- DON’T BE LATE and TURN OFF YOUR CELL PHONE – this should be a given but it never ceases to amaze me how often these two simple rules are broken.
- Follow Up – Immediately follow up with a thank you note to the individuals you met with highlighting the portions of your conversation that you enjoyed and express your interest in moving forward to the next step in the process. An email is fine, no need to send a hand written note. (I (Marney) personally ask at the end of the interview, “based on our conversation today do you feel that I’m a good candidate for the job?” If the answer is yes I immediately ask “what are the next steps in the process to move forward?” This gives me an idea of how in-depth the process is. I also ask what their time frame on filling the position is so I know if they are simply interviewing to stock candidates, or if they are looking to place very soon.)
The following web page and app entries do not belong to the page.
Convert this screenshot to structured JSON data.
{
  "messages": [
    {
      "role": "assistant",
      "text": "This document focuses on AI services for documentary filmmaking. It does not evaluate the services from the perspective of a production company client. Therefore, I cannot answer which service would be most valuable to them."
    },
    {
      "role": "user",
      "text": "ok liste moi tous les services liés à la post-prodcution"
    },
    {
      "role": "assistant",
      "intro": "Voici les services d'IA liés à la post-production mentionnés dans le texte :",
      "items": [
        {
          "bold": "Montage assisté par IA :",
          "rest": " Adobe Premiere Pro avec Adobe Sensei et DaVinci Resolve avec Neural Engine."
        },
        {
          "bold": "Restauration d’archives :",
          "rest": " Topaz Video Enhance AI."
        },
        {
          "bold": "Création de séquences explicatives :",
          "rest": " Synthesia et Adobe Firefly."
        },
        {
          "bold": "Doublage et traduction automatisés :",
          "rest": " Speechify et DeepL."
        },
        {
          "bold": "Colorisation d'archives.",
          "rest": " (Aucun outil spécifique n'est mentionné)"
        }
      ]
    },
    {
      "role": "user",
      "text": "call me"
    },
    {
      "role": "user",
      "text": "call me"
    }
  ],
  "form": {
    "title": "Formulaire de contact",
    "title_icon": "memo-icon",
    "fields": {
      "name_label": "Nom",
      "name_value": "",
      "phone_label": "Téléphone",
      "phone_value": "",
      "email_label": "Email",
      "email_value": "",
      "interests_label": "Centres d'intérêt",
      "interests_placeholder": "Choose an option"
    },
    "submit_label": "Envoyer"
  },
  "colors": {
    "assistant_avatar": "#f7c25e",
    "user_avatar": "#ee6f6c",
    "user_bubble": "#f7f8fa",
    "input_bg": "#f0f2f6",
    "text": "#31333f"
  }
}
- In addition, if you have a scheduled follow-up with the recruiter or person you interviewed with and you do not hear from them, follow-up. If they say they’ll reach out to you on Thursday and by end of business day on Thursday you have not heard from them, call and leave a message or send an email. Be sure not to accuse or point out their lack of follow through, but kindly reiterate your interest in moving forward and let them know that any update would be greatly appreciated. (Once again, if you are interviewing for a sales position, they are seeing how you sell yourself. The follow-up, persistence, and patience you exhibit during the interview process shows them what your dedication to their company with prospective clients will be if they hire you).
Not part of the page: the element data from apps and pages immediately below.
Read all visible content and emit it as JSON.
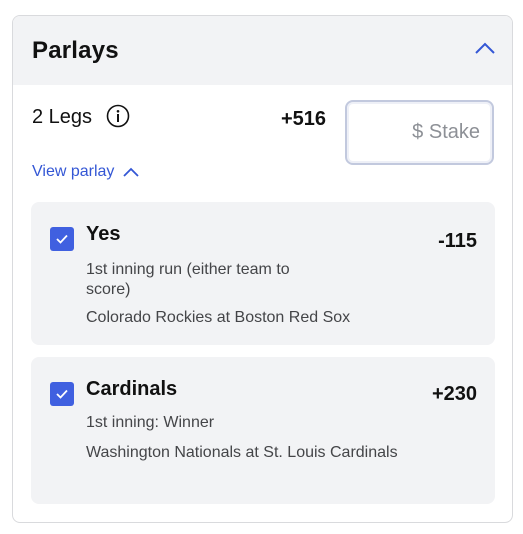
{
  "header": {
    "title": "Parlays"
  },
  "summary": {
    "legs_label": "2 Legs",
    "total_odds": "+516",
    "stake_placeholder": "$ Stake",
    "view_parlay_label": "View parlay"
  },
  "legs": [
    {
      "selection": "Yes",
      "odds": "-115",
      "market": "1st inning run (either team to score)",
      "event": "Colorado Rockies at Boston Red Sox",
      "checked": true
    },
    {
      "selection": "Cardinals",
      "odds": "+230",
      "market": "1st inning: Winner",
      "event": "Washington Nationals at St. Louis Cardinals",
      "checked": true
    }
  ],
  "icons": {
    "collapse": "chevron-up-icon",
    "info": "info-icon",
    "view_parlay": "chevron-up-icon",
    "checkbox": "checkmark-icon"
  },
  "colors": {
    "accent": "#3457d5",
    "checkbox": "#4060e0",
    "panel_bg": "#f2f3f5"
  }
}
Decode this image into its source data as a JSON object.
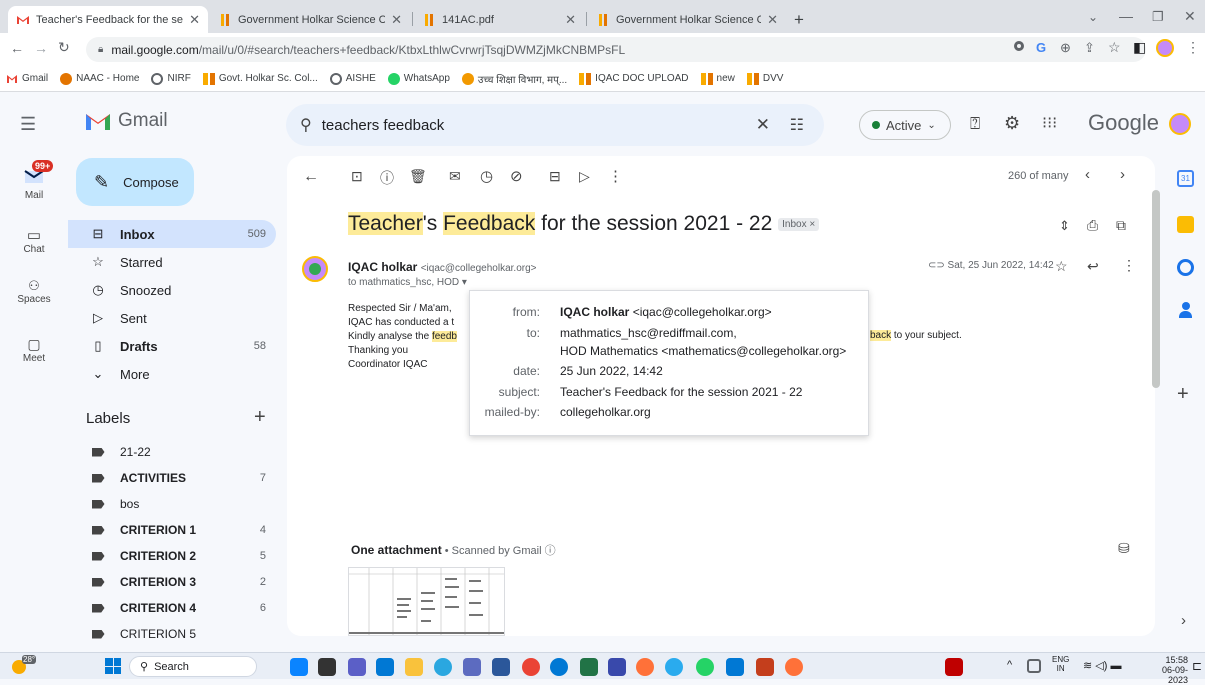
{
  "browser": {
    "tabs": [
      {
        "title": "Teacher's Feedback for the sessic",
        "active": true
      },
      {
        "title": "Government Holkar Science Colle",
        "active": false
      },
      {
        "title": "141AC.pdf",
        "active": false
      },
      {
        "title": "Government Holkar Science Colle",
        "active": false
      }
    ],
    "new_tab": "+",
    "url_host": "mail.google.com",
    "url_path": "/mail/u/0/#search/teachers+feedback/KtbxLthlwCvrwrjTsqjDWMZjMkCNBMPsFL",
    "bookmarks": [
      "Gmail",
      "NAAC - Home",
      "NIRF",
      "Govt. Holkar Sc. Col...",
      "AISHE",
      "WhatsApp",
      "उच्च शिक्षा विभाग, मप्...",
      "IQAC DOC UPLOAD",
      "new",
      "DVV"
    ]
  },
  "gmail": {
    "logo_text": "Gmail",
    "search_query": "teachers feedback",
    "status": "Active",
    "google_text": "Google",
    "rail": {
      "mail_badge": "99+",
      "mail": "Mail",
      "chat": "Chat",
      "spaces": "Spaces",
      "meet": "Meet"
    },
    "compose": "Compose",
    "nav": [
      {
        "label": "Inbox",
        "count": "509",
        "bold": true
      },
      {
        "label": "Starred",
        "count": "",
        "bold": false
      },
      {
        "label": "Snoozed",
        "count": "",
        "bold": false
      },
      {
        "label": "Sent",
        "count": "",
        "bold": false
      },
      {
        "label": "Drafts",
        "count": "58",
        "bold": true
      },
      {
        "label": "More",
        "count": "",
        "bold": false
      }
    ],
    "labels_heading": "Labels",
    "labels": [
      {
        "name": "21-22",
        "count": "",
        "bold": false
      },
      {
        "name": "ACTIVITIES",
        "count": "7",
        "bold": true
      },
      {
        "name": "bos",
        "count": "",
        "bold": false
      },
      {
        "name": "CRITERION 1",
        "count": "4",
        "bold": true
      },
      {
        "name": "CRITERION 2",
        "count": "5",
        "bold": true
      },
      {
        "name": "CRITERION 3",
        "count": "2",
        "bold": true
      },
      {
        "name": "CRITERION 4",
        "count": "6",
        "bold": true
      },
      {
        "name": "CRITERION 5",
        "count": "",
        "bold": false
      }
    ],
    "pager": "260 of many",
    "email": {
      "subject_a": "Teacher",
      "subject_b": "'s ",
      "subject_c": "Feedback",
      "subject_d": " for the session 2021 - 22",
      "inbox_chip": "Inbox ×",
      "sender_name": "IQAC holkar",
      "sender_email": "<iqac@collegeholkar.org>",
      "to_line": "to mathmatics_hsc, HOD ▾",
      "date": "Sat, 25 Jun 2022, 14:42",
      "body": [
        "Respected Sir / Ma'am,",
        "IQAC has conducted a t",
        "Kindly analyse the ",
        "Thanking you",
        "Coordinator IQAC"
      ],
      "body_hl_feedb": "feedb",
      "body_tail": "back",
      "body_tail_rest": " to your subject.",
      "attachment_title": "One attachment",
      "attachment_note": " • Scanned by Gmail ⓘ"
    },
    "details": {
      "from_label": "from:",
      "from_name": "IQAC holkar",
      "from_email": " <iqac@collegeholkar.org>",
      "to_label": "to:",
      "to_1": "mathmatics_hsc@rediffmail.com,",
      "to_2": "HOD Mathematics <mathematics@collegeholkar.org>",
      "date_label": "date:",
      "date": "25 Jun 2022, 14:42",
      "subject_label": "subject:",
      "subject": "Teacher's Feedback for the session 2021 - 22",
      "mailedby_label": "mailed-by:",
      "mailedby": "collegeholkar.org"
    }
  },
  "taskbar": {
    "weather": "28°",
    "search": "Search",
    "lang_1": "ENG",
    "lang_2": "IN",
    "time": "15:58",
    "date": "06-09-2023"
  },
  "colors": {
    "accent": "#1a73e8",
    "highlight": "#fdeb99",
    "compose_bg": "#c2e7ff",
    "badge": "#d93025",
    "active": "#188038"
  }
}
Time and time again I hear executives complain they haven’t heard from companies or recruiters they’ve met with, nine times out of ten when I ask if they have taken the initiative and reached out, the answer is “no”.
To recount part of the story my friend told me about her latest interview process, do your homework when you have moved to the next level. She utilized Glassdoor to find what executives in that company make, to see what the cost of living adjustment (if any) would be, and what people with her amount of experience should be asking for. This gives you a precedent to set forth when asking for your compensation. If you arbitrarily throw out a random number, with no background research as to how you got that, your chances of holding firm are weaker than if you have data to back your requests. I’m also a fan of giving yourself a raise when asking for compensation if you are moving from one company to another. Mentally take your current base salary, your “brag book” with achieved accolades in your current company, research on what comparable people in your industry and location make, and add a bit to the top. My theory is “how do you know the answer won’t be ‘yes’ if you didn’t even ask?”
Finally, hold firm to what you believe you deserve. They are not only interviewing you, you are also interviewing them. If you have a hiring manager who doesn’t feel you’re worth what you’re asking for, and you’ve done your research and followed the “to do’s of interviewing” then why would you want to put yourself in a position to work for them? Sticking to your belief of what you know you deserve can make the different between that quarterly bonus, higher salary, and overall respect you will gain before even starting work with that company and manager.
Marney Reid is a Marketing Program Manager for a global industry leader in medical device. She is also the Founder of Stilettos on the Glass Ceiling. She has nine years of sales experience in male dominated industries and is transcending the Glass Ceiling by using her authentic value proposition as a competitive advantage.